But a UHC system is also fluid, and looks to progressively expand the number of services covered and the amount of financial risk protection provided as resources become available.  [4]  In order to free up resources, the UHC system needs far more than just a workable financing mechanism. Steps must be taken towards reaching equity and development goals, towards consolidating social inclusion and cohesion priorities, and towards implementing all the subsidiary components that underwrite the success of a health care system: an able and willing workforce; the necessary facilities and infrastructure; communications networks; technologies and information system; quality assurance mechanisms; sound systems of procurement and supply of medicines; and governance and legislation. 

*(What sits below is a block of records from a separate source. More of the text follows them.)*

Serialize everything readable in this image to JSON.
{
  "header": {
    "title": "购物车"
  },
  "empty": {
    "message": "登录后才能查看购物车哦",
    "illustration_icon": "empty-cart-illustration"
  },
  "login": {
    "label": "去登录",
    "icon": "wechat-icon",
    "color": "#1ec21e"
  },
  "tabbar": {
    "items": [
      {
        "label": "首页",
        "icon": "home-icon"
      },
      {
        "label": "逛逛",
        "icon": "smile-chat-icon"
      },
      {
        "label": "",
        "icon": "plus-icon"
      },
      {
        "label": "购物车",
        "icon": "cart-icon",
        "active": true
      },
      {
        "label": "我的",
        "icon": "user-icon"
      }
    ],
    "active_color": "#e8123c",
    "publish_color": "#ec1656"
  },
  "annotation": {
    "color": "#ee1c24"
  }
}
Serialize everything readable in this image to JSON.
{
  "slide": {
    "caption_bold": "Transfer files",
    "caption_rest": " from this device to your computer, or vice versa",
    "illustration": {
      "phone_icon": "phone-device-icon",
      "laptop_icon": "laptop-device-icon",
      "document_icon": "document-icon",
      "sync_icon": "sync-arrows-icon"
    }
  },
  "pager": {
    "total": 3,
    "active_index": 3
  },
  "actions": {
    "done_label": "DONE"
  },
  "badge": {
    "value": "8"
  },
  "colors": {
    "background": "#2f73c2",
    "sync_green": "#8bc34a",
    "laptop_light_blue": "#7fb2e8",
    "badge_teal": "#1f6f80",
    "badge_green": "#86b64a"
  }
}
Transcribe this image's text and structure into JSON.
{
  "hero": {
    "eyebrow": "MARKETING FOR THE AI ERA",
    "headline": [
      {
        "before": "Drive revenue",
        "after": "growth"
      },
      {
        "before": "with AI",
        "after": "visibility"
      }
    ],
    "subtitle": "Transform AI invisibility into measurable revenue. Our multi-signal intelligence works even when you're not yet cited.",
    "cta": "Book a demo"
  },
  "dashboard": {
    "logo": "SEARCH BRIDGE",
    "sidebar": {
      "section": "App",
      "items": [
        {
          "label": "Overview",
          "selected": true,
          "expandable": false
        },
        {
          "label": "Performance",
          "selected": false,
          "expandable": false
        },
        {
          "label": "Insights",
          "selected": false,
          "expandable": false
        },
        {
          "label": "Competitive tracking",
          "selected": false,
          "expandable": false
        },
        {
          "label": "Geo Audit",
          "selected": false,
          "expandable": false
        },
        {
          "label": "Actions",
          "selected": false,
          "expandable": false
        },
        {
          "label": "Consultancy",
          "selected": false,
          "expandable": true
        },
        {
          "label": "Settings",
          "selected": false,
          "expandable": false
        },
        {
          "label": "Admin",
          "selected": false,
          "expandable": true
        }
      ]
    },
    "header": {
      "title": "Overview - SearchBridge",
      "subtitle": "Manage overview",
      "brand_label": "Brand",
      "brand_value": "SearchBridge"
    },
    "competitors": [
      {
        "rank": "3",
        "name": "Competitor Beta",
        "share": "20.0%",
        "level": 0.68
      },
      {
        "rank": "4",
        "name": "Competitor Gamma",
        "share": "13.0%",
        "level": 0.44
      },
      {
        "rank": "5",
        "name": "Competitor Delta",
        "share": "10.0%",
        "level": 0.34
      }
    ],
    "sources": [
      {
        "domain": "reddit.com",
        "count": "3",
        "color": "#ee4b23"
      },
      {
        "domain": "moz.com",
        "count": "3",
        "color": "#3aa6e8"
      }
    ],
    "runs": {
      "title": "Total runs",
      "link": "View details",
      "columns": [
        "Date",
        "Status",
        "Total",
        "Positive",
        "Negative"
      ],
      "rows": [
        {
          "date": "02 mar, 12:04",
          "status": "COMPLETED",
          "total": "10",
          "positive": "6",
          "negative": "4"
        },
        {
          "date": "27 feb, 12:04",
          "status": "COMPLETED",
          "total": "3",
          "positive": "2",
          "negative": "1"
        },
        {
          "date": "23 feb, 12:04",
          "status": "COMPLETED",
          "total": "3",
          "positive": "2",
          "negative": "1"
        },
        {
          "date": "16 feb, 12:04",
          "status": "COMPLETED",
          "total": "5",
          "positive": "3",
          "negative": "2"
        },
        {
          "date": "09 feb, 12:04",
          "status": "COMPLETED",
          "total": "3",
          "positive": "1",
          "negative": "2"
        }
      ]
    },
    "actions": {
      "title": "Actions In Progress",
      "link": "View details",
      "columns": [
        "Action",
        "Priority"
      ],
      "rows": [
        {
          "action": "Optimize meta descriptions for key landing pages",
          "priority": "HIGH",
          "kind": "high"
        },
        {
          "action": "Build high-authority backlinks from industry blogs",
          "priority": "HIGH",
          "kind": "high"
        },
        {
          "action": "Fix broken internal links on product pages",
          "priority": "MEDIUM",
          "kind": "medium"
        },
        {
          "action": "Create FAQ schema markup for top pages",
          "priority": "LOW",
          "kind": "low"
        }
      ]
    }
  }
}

The WHO assesses and evaluates country specific UHC systems on the basis of three overall indicators: [5]

Health service coverage;

Financial risk protection; and

Equity or coverage for the entire population.

The government should keep these indicators at the forefront during any process of implementation – for only by achieving these, concurrently, will it truly be progressively achieving UHC.  If the government finds that the current White Paper proposals do not lead towards progressive joint realisation of these three indicators, then it must alter its plans. As the saying goes: there’s more than one way to skin a cat. 



The WHO has said: “UHC cannot be achieved in all countries overnight, but all countries can take actions to move more rapidly towards it, or to maintain the gains they have already made.” [6] Ambition is one thing, arrogance quite another. The government must make sure that it is considering options without prejudice, that it is moving along the most efficient path to UHC, and that it is not over-reaching itself.  New thinking is needed.


Andrew Barlow
[2] ibid.
[3] ibid.
[4] ibid.
[5] ibid.
[6] ibid.